Available data
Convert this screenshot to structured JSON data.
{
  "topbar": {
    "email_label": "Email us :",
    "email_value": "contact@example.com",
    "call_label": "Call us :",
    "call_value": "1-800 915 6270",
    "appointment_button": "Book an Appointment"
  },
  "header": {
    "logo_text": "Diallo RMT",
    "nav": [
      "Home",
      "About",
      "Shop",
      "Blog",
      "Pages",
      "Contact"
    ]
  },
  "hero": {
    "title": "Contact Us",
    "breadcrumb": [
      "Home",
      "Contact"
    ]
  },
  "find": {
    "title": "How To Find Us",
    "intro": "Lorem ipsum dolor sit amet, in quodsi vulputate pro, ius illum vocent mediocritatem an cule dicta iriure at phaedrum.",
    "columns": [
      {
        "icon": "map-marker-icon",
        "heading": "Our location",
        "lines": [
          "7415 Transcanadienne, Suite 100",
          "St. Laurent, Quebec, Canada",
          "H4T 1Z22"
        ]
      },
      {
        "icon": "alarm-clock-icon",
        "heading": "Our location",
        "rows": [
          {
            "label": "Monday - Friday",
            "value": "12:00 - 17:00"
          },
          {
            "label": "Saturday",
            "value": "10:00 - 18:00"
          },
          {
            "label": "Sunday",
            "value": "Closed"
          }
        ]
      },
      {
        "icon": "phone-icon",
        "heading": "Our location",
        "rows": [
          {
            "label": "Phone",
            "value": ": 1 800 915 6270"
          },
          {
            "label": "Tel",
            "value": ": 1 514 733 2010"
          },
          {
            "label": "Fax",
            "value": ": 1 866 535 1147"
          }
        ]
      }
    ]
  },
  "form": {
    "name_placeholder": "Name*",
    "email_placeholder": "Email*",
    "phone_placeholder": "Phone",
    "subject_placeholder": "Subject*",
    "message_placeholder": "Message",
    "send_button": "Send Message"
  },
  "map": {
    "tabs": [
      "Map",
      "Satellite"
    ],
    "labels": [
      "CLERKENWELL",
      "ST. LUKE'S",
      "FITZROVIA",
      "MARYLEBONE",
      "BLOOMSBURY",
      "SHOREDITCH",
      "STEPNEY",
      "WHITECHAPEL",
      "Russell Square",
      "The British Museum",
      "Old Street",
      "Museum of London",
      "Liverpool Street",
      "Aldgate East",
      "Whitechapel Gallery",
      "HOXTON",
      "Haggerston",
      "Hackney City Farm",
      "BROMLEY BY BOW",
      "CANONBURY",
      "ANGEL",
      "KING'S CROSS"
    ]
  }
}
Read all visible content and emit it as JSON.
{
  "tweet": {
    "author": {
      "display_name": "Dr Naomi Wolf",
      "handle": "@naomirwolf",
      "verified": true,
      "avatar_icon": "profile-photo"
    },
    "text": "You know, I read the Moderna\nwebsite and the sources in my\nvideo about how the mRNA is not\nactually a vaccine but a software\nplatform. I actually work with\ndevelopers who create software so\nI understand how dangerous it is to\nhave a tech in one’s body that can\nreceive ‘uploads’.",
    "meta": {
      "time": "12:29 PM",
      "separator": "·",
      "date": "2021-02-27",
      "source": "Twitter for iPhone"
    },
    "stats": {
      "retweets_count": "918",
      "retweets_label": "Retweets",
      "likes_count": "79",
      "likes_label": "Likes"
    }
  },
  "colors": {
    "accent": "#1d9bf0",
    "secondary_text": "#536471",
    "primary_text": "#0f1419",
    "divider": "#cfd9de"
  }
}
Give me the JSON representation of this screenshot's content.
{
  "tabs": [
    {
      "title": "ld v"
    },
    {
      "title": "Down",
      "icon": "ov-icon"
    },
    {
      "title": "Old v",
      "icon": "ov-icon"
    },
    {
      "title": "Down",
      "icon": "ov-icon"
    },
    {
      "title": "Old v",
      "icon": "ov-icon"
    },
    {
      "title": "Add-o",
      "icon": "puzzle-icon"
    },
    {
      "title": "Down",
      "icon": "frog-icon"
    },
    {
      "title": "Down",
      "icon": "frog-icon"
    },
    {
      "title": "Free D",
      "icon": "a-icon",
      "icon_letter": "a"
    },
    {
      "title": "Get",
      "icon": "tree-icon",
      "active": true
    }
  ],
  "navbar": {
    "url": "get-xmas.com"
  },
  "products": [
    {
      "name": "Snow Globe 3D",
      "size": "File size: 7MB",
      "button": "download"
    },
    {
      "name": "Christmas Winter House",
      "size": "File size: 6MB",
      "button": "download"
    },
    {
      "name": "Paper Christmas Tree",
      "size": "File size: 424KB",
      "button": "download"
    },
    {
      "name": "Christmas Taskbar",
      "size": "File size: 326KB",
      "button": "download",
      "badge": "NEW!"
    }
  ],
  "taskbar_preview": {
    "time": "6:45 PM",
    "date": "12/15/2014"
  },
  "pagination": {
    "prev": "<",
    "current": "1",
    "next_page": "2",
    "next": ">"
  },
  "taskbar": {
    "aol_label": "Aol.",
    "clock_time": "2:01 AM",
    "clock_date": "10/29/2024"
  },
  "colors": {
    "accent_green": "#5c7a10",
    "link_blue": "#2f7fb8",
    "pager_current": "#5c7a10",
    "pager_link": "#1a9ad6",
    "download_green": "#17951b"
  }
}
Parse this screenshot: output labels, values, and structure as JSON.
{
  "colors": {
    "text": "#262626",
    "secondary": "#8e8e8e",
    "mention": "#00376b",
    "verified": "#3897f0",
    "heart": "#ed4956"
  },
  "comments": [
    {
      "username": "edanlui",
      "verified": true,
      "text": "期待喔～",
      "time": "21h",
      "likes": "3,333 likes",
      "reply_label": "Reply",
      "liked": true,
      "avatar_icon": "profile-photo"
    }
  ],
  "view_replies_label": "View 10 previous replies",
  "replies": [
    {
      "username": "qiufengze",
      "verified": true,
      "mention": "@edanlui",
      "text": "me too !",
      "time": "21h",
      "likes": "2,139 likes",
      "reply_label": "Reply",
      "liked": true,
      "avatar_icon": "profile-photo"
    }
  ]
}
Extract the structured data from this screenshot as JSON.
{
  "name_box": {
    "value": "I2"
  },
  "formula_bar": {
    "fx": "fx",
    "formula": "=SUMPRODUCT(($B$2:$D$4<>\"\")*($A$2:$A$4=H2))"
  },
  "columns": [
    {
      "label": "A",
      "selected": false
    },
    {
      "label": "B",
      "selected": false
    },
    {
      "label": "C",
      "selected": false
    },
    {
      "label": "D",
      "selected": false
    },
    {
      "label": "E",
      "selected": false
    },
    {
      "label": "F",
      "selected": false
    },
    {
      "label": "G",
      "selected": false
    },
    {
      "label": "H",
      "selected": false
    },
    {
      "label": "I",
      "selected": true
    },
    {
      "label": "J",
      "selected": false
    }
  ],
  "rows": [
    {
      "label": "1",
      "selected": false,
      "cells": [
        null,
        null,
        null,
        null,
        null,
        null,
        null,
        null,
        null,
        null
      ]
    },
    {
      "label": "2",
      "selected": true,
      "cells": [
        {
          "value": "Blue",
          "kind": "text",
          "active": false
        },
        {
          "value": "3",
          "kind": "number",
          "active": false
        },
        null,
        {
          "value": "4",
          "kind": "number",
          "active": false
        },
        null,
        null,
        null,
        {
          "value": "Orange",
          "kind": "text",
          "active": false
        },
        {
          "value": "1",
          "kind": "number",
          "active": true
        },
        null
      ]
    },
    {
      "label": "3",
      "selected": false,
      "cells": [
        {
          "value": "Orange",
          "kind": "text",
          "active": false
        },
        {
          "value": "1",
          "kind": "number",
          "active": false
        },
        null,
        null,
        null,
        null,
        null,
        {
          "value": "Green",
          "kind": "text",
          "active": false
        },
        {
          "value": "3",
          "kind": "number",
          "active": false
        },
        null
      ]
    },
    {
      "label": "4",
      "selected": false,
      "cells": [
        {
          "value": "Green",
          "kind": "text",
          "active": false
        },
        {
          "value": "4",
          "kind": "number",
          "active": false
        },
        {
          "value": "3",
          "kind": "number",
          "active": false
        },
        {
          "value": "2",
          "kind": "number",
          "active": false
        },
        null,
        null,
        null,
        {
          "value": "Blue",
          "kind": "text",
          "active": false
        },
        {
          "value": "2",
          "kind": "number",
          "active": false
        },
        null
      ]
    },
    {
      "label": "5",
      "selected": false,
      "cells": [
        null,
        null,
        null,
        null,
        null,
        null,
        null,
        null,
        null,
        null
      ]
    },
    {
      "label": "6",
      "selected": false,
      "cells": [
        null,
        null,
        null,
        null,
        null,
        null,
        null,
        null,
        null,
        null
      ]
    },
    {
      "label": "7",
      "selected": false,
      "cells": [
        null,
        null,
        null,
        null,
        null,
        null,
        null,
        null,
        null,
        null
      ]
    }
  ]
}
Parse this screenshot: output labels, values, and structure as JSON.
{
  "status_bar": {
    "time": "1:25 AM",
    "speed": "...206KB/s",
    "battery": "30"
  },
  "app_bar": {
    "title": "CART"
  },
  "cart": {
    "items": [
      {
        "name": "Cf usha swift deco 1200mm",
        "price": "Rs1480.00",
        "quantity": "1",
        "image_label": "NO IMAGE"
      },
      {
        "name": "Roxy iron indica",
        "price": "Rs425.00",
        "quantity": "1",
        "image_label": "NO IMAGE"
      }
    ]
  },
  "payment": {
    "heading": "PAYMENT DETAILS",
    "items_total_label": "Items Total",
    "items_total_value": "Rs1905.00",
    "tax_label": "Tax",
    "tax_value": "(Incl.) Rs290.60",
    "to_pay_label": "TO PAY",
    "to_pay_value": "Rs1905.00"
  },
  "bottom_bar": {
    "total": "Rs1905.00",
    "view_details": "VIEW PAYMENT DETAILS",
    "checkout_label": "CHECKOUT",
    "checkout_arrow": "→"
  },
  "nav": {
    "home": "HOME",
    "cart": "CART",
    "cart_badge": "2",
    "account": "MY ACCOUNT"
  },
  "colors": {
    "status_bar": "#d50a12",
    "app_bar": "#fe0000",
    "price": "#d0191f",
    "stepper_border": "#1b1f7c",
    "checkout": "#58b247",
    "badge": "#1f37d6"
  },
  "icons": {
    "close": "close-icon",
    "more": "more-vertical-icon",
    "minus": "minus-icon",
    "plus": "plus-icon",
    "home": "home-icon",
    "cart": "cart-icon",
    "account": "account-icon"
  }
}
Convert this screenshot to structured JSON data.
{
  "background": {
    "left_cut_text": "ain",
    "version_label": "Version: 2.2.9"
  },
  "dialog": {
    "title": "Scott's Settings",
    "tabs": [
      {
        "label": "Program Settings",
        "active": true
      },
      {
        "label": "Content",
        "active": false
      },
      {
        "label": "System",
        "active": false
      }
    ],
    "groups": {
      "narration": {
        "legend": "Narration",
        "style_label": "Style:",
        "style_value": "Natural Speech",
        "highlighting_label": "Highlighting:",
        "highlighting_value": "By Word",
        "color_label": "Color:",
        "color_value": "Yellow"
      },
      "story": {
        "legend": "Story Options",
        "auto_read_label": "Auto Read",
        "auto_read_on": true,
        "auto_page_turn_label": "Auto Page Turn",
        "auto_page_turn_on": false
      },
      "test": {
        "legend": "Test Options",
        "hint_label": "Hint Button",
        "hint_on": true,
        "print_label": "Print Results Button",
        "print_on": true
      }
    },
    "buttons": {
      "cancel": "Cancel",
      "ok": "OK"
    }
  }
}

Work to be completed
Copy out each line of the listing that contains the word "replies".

Finished exercise
  "view_replies_label": "View 10 previous replies",
  "replies": [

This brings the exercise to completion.